Some parts of the world have still to respond to the basic needs of disabled people whether that be by making transport and buildings more accessible or providing information in easy read format. The fundamental rights and needs of many disabled people are denied across the globe. Millions of disabled people are excluded from activities which non-disabled people take for granted.
In the UK, the campaign for equal rights for disabled people is not over. It is necessary to be vigilant in protecting what has been won. The month of December is an opportunity to celebrate the achievements which disabled people have made in politics, legislation, the arts and in the ever increasing empowerment and visibility of disabled people.
Disability History Month can create space to:
There is potential for Disability History Month to improve outcomes for disabled teachers, to reduce levels of harassment and discrimination, and to highlight the less favourable treatment experienced currently by some disabled teachers in schools in England and Wales.
Schools can use Disability History Month as an opportunity to consider the outcomes in their school for disabled pupils and disabled staff by adopting a whole school approach to promoting disability equality.
The NUT believes that the employment policies and practices of schools need to be reviewed in relation to disabled teachers. At present there is very little understanding of who disabled teachers are, what they are entitled to, and how they are faring in their workplace.
It is not acceptable that disabled teachers are pressured into retirement, forced to hide their impairment status to obtain jobs, denied TLRs or harassed and bullied by employers.
One of the obstacles to sharing good practice remains the difficulty in communicating the correct understanding of the very broad definition of disability within the legislation. Many thousands of teachers have no idea that they are disabled within the definition in the law.
The NUT urges schools to use Disability History Month to highlight the history of disabled people, the achievements and struggle of the disabled people’s movement, and the impact of widespread negative stereotypes on disabled people. Many disabled people report experiencing hate crime and often the perpetrators are school aged pupils.
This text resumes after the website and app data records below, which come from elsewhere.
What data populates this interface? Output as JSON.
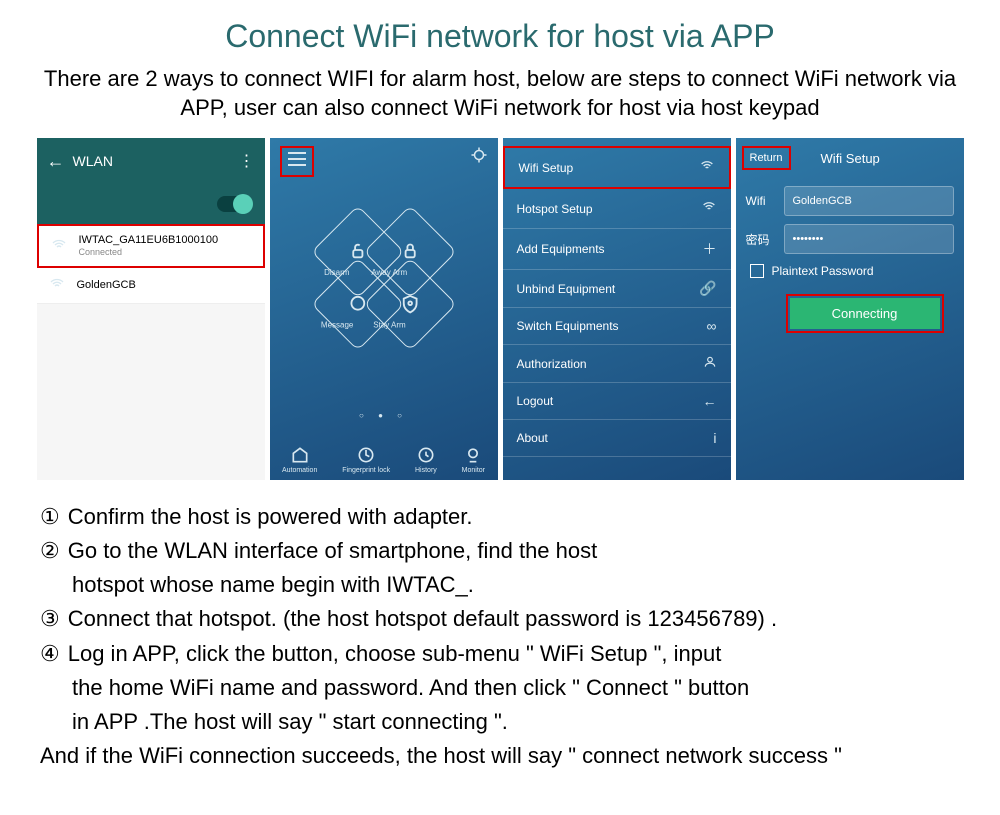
{
  "title": "Connect WiFi network for host via APP",
  "subtitle": "There are 2 ways to connect WIFI for alarm host, below are steps to connect WiFi network via APP, user can also connect WiFi network for host via host keypad",
  "screen1": {
    "bar_title": "WLAN",
    "net1": {
      "name": "IWTAC_GA11EU6B1000100",
      "status": "Connected"
    },
    "net2": {
      "name": "GoldenGCB"
    }
  },
  "screen2": {
    "diamond": {
      "top": "Away Arm",
      "left": "Disarm",
      "right": "Stay Arm",
      "bottom": "Message"
    },
    "nav": [
      "Automation",
      "Fingerprint lock",
      "History",
      "Monitor"
    ]
  },
  "screen3": {
    "items": [
      "Wifi Setup",
      "Hotspot Setup",
      "Add Equipments",
      "Unbind Equipment",
      "Switch Equipments",
      "Authorization",
      "Logout",
      "About"
    ]
  },
  "screen4": {
    "return": "Return",
    "title": "Wifi Setup",
    "wifi_label": "Wifi",
    "wifi_value": "GoldenGCB",
    "pwd_label": "密码",
    "pwd_value": "••••••••",
    "check_label": "Plaintext Password",
    "button": "Connecting"
  },
  "steps": {
    "s1n": "①",
    "s1": "Confirm the host is powered with adapter.",
    "s2n": "②",
    "s2a": "Go to the WLAN interface of smartphone, find the host",
    "s2b": "hotspot whose name begin with IWTAC_.",
    "s3n": "③",
    "s3": "Connect that hotspot. (the host hotspot default password is 123456789) .",
    "s4n": "④",
    "s4a": "Log in APP, click the      button, choose sub-menu \" WiFi Setup \", input",
    "s4b": "the home WiFi name and password. And then click \" Connect \" button",
    "s4c": "in APP .The host will say \"  start connecting \".",
    "last": "And if the WiFi connection succeeds, the host will say \" connect network success \""
  }
}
There are excellent resources available which can allow teachers to use the curriculum to address these issues (see below).
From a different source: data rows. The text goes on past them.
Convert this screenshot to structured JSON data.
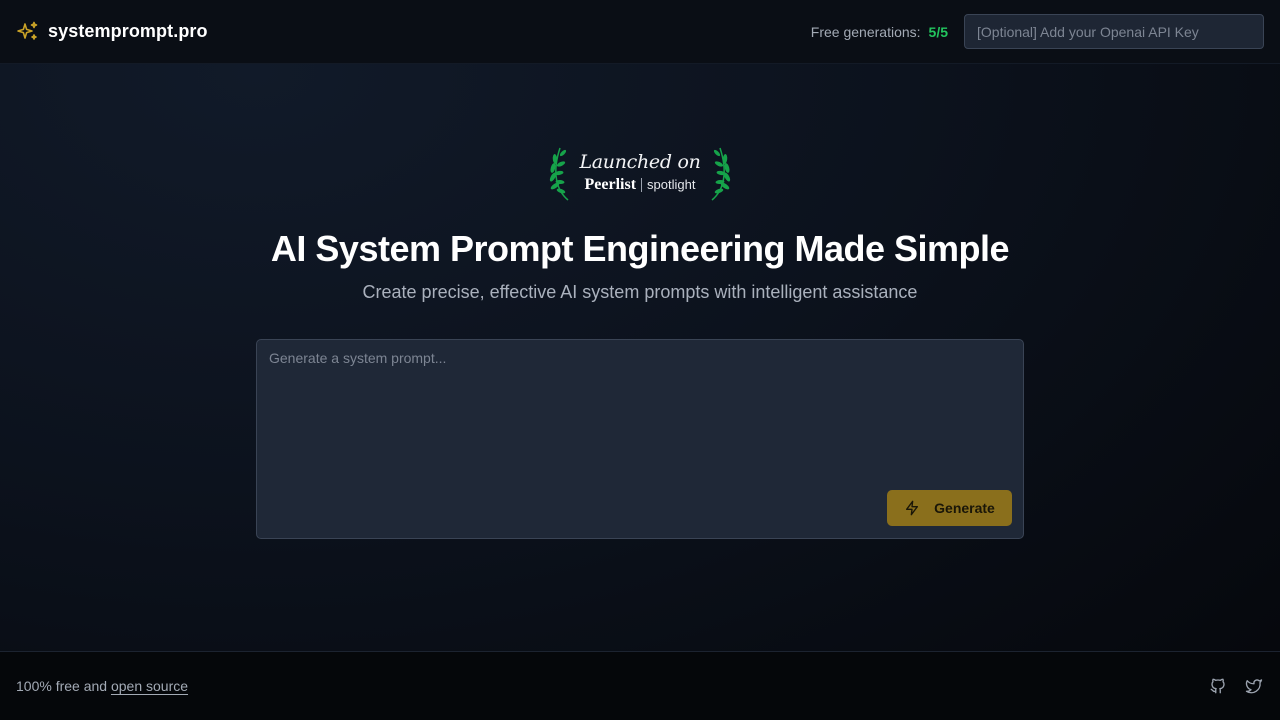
{
  "header": {
    "brand_name": "systemprompt.pro",
    "brand_icon": "sparkles-icon",
    "free_generations_label": "Free generations:",
    "free_generations_count": "5/5",
    "api_key_placeholder": "[Optional] Add your Openai API Key"
  },
  "badge": {
    "launched_text": "Launched on",
    "brand": "Peerlist",
    "sub": "spotlight"
  },
  "hero": {
    "title": "AI System Prompt Engineering Made Simple",
    "subtitle": "Create precise, effective AI system prompts with intelligent assistance"
  },
  "prompt": {
    "placeholder": "Generate a system prompt...",
    "value": "",
    "generate_label": "Generate",
    "generate_icon": "lightning-icon"
  },
  "footer": {
    "text_prefix": "100% free and",
    "link_label": "open source",
    "icons": [
      "github-icon",
      "twitter-icon"
    ]
  },
  "colors": {
    "accent": "#8a6f1c",
    "brand_icon": "#c9a227",
    "count_green": "#22c55e",
    "laurel_green": "#16a34a"
  }
}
For more information, visit: http://ukdhm.org
These materials can be used during UKDHM – useful film extracts can also be found at:
Portrayal of Disability PowerPoint, NUT Disability Conference quiz and Answers.
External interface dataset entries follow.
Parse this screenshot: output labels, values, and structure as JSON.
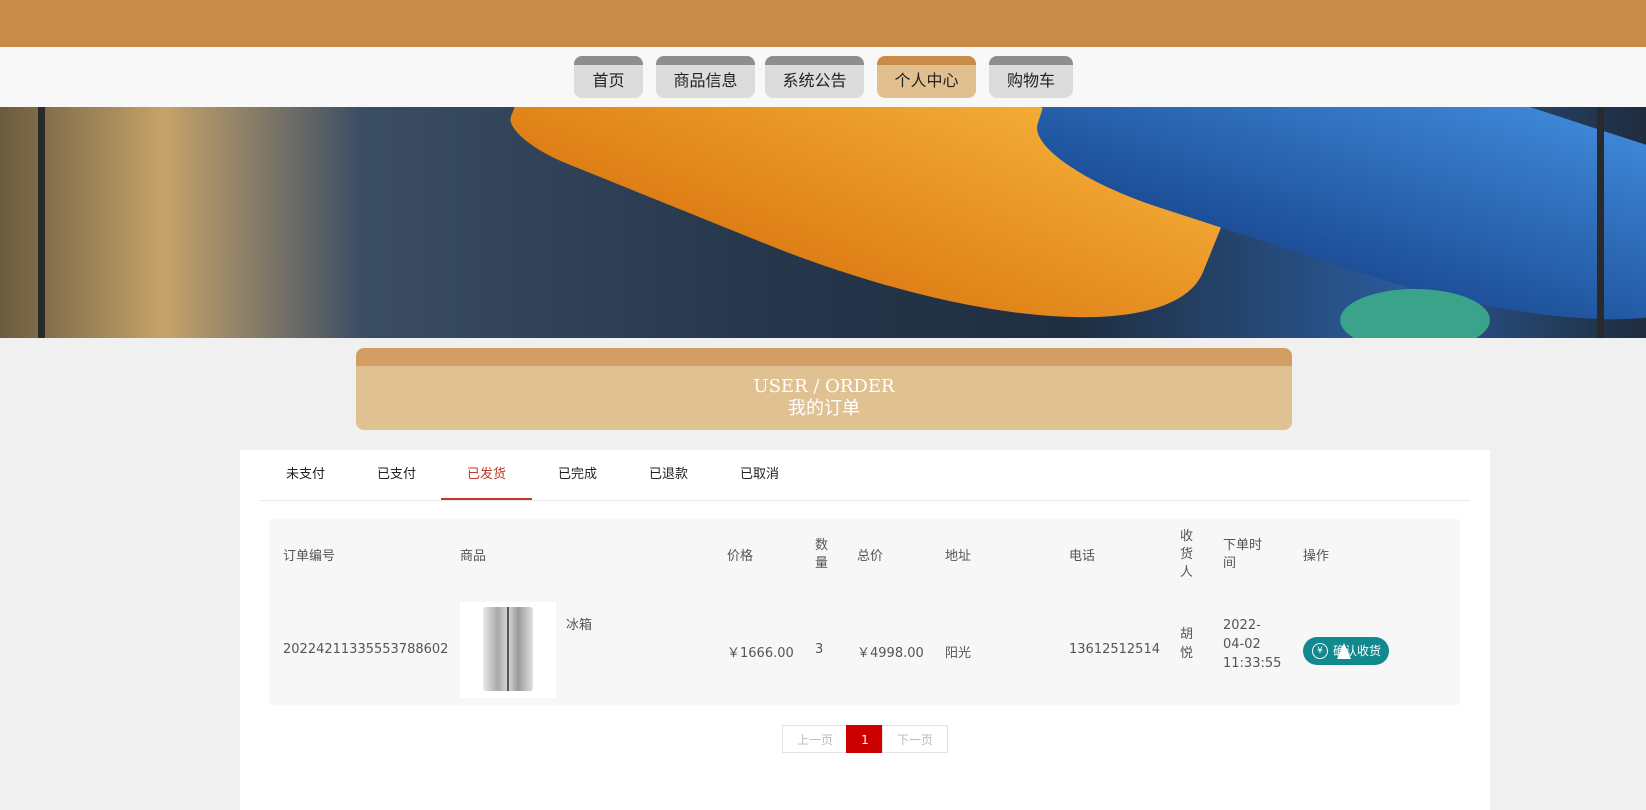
{
  "nav": {
    "items": [
      {
        "label": "首页"
      },
      {
        "label": "商品信息"
      },
      {
        "label": "系统公告"
      },
      {
        "label": "个人中心"
      },
      {
        "label": "购物车"
      }
    ]
  },
  "header": {
    "en": "USER / ORDER",
    "cn": "我的订单"
  },
  "tabs": [
    "未支付",
    "已支付",
    "已发货",
    "已完成",
    "已退款",
    "已取消"
  ],
  "table": {
    "headers": {
      "order_no": "订单编号",
      "product": "商品",
      "price": "价格",
      "qty": "数\n量",
      "total": "总价",
      "address": "地址",
      "phone": "电话",
      "receiver": "收\n货\n人",
      "time": "下单时\n间",
      "action": "操作"
    },
    "rows": [
      {
        "order_no": "20224211335553788602",
        "product": "冰箱",
        "price": "￥1666.00",
        "qty": "3",
        "total": "￥4998.00",
        "address": "阳光",
        "phone": "13612512514",
        "receiver": "胡\n悦",
        "time": "2022-\n04-02\n11:33:55",
        "action": "确认收货",
        "action_icon": "yen-icon"
      }
    ]
  },
  "pagination": {
    "prev": "上一页",
    "current": "1",
    "next": "下一页"
  },
  "colors": {
    "accent": "#c98c48",
    "active_tab": "#c0392b",
    "action": "#12898f",
    "page_current": "#cc0000"
  }
}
Implementing the Disability Discrimination Act in schools and early years settings, DES, 2006, Ref 0160-2006 DOC-END. To order, phone 0845 6022260 (FREE)
Disability Imagery? – A teaching guide to disability and moving image media: www.bfi.org.uk/education
www.equalityhumanrights.com – contains equality video with disabled people talking about what equality means to them.
‘TALK’ is an award winning 12 minute film which challenges misconceptions about disability in an entertaining way (watch online or order your copy at: www.equalityhumanrights.com).
Make sure that you have registered as disabled on your membership record. You can do this here.